National, Labour and the Greens all think with the same basic economic framework, Prof Mitchell was reported saying.
''The Greens are neo-liberals on bikes and the Labour Party are neo-liberal lite. They say 'I'll do austerity, but I'll do it fairer','' he said.
Small parties allow fresh ideas to be heard and innovative solutions to be found, Dr Edwards says.
''So, we should be concerned when those small parties appear to be on the decline.''
Michael Tucker agrees wholeheartedly. He is standing in the Maungakiekie electorate, central Auckland, as one of the the country's two Communist League candidates.
It is his first time standing for election. But he has been part of the New Zealand communist scene since 1969.
Back then, he says, the party had 150 members and the international communist newspaper, The Militant, had a couple of thousand New Zealand subscribers.
The Communist League looks to the Cuban model of Communism. It is all about the workers taking power and using it to build a society based on human solidarity.
Revolution is needed, Mr Tucker says.
''We would prefer it was as simple as possible. We think there needs to be a change in which class rules society. Capitalist society is dominated by the wealthy elite, while for the majority, working people, conditions are getting worse and worse.
''Society needs to be based on the values of human need and solidarity, not dog-eat-dog competition.''

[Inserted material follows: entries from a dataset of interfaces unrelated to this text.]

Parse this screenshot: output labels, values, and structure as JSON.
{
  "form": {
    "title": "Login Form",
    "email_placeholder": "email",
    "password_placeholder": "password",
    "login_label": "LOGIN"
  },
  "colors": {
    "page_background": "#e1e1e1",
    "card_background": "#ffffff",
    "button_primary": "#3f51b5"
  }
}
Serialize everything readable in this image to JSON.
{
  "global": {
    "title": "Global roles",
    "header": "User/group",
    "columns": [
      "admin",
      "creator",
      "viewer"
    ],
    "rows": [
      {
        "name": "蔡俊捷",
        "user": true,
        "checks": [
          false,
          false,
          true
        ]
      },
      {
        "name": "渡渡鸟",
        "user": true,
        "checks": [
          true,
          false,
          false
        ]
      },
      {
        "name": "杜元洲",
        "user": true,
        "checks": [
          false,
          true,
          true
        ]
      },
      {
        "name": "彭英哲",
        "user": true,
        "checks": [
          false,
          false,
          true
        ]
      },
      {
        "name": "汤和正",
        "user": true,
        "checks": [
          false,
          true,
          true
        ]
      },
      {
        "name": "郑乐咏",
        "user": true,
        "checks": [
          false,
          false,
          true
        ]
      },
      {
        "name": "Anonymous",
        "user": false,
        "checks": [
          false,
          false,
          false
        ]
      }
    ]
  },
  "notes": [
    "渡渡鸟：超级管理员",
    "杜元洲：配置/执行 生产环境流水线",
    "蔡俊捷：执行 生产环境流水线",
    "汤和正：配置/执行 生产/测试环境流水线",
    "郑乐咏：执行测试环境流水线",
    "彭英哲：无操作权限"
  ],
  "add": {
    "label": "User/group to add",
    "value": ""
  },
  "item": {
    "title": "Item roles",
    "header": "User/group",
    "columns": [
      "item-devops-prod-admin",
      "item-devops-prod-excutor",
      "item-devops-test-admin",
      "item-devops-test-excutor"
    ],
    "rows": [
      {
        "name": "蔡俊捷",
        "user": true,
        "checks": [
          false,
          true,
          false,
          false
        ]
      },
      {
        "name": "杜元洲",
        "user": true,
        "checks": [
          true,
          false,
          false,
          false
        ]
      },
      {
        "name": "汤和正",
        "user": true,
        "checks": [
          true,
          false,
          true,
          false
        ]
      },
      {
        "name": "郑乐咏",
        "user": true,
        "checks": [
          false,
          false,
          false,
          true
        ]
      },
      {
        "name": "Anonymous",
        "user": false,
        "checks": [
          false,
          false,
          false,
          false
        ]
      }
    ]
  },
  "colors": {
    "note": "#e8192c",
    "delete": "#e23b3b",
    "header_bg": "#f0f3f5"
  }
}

These days, the Communist League is down to 40 members. Revolution is not just around the corner. But the party's views are getting a good hearing on working class doorsteps in Panmure and Onehunga.
''There is a significant shift in mood,'' Mr Tucker says.
Dr Edwards sees some of that too. The only bright spot in the statistics is an increase in the number of independent candidates and unregistered parties putting their best foot forward for the election. Nationally there are 29 independents standing, compared with 23 in 2008, and 17 unregistered parties, compared with 13 in 2008.
But it does not represent the sort of political sea change being experienced in European and North American countries, Dr Edwards says.
''There's more anger, more distrust of politics, politicians and political parties. And of other institutions and authorities, too. ''
However, despite all of this discontent and volatility, there doesn't yet appear to be much in the way of new parties rising up to channel this in New Zealand.
''A proper democracy would foster this, and, to quote a famous Chinese politician, 'Let a thousand flowers bloom'.''